Without her, Omar would be without an income altogether.
And in this case of unanswered questions, there were even more unanswered questions.
Like what happened to Ghislaine’s body?
Ghislaine had made plans to be buried after her death. She’d even bought the plot of land where she wanted to be laid to rest.
So why had her family been given permission to cremate her? And to cremate her before the investigation was over?
Had Ghislaine’s family wanted her dead to get their hands on her fortune, and were they now wanting to destroy any evidence of foul play?
And what about the door to the basement?

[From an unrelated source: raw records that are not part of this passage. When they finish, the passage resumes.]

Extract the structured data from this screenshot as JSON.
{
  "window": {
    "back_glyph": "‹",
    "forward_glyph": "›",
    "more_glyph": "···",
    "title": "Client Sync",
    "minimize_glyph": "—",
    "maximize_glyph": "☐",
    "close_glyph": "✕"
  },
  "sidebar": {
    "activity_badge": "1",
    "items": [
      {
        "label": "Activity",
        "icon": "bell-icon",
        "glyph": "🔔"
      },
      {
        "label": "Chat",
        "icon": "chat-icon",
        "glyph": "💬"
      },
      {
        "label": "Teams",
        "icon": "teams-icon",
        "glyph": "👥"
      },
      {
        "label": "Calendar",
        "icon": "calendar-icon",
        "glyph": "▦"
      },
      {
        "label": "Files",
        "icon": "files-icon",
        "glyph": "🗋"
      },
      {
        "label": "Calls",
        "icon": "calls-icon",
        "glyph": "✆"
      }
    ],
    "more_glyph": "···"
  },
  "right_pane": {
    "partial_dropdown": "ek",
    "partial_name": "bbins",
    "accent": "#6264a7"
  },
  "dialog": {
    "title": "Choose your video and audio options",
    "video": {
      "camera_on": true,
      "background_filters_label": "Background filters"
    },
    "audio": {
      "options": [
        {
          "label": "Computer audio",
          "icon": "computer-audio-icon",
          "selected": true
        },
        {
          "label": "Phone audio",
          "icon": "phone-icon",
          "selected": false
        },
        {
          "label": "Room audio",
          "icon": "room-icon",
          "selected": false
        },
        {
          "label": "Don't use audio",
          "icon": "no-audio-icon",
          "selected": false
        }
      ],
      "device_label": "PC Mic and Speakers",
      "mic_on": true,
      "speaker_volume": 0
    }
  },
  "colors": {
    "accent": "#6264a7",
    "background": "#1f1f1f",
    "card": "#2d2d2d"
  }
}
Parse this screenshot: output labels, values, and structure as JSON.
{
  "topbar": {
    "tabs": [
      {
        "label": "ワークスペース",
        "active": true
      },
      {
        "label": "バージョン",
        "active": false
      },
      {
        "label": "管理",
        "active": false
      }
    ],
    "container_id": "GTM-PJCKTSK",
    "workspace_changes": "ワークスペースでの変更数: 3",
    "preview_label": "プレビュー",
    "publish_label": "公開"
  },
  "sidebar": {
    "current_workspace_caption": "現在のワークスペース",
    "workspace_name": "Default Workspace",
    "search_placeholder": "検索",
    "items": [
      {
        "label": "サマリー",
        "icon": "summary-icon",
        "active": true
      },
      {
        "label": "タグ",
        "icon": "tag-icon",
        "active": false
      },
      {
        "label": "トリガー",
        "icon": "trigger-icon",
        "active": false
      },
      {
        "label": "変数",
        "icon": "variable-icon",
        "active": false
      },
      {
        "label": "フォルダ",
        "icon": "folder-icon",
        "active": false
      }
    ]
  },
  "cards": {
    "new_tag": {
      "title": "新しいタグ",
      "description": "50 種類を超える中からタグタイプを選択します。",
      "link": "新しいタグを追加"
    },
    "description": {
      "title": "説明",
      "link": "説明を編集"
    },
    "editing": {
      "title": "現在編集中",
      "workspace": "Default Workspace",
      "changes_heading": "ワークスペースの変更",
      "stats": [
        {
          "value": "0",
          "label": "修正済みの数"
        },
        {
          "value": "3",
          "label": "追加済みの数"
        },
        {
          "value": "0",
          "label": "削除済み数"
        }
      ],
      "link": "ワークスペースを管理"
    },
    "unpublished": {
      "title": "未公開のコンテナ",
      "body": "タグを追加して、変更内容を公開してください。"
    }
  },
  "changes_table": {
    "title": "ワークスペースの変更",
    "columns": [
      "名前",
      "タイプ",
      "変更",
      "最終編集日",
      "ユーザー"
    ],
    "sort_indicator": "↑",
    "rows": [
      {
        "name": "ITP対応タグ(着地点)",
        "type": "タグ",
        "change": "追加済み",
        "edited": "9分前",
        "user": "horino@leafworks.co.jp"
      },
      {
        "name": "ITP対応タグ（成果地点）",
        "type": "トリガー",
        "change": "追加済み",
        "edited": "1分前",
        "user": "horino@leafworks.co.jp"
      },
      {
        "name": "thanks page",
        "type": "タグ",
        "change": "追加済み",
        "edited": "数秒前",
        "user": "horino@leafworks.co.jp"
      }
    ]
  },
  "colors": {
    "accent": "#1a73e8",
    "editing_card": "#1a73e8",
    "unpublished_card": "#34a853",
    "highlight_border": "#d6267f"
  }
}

It was the only way in and out of the smallish room. Ghislaine’s blood was smeared over it, as well as splatterings of male DNA.
DNA that did not belong to Omar.
If he’d killed Ghislaine in the basement, as the prosecution were suggesting, how had he left without going through the door?
And what about Ghislaine’s housekeeper?
She was known throughout proceedings as Liliane R.
Only days before she was killed, Ghislaine had fired Liliane for stealing bottles of wine and towels from her…
Liliane had a boyfriend who was known locally as Pierrot le Fou. Fou means mad or crazy in English. He’d earned the nickname because of his behaviour when drunk.
And Pierrot had already done time for killing a man. He’d served five years for strangling a man during a fight in Paris ten years earlier.
‘I strangled him easily,’ Pierrot still liked to boast.
Pierrot le Fou wasn’t illiterate. But he was poorly educated.
Had he murdered Ghislaine and then scrawled the message in blood, complete with spelling mistake, to implicate Omar?
All the evidence was heard in court.
The jury retired to consider its verdict…
But more questions had been asked during the trial than had been answered.
Had Omar been set up? Or had he himself murdered poor Ghislaine Marchal?
In the end, Omar Raddad was found guilty of murder and sentenced to 18 years in prison.
A year later, he appealed on the grounds the evidence against him was unsound.
The appeal was denied.
But to this day, many people believe Omar to have been the victim of a miscarriage of justice. They didn’t necessarily think he was innocent, but they believed he shouldn’t have been convicted on such inconclusive evidence.
After seven years in jail, Omar was pardoned by president Jacques Chirac in 1996. He was free, but he was technically still guilty in the eyes of the law.
Omar has been trying to clear his name ever since.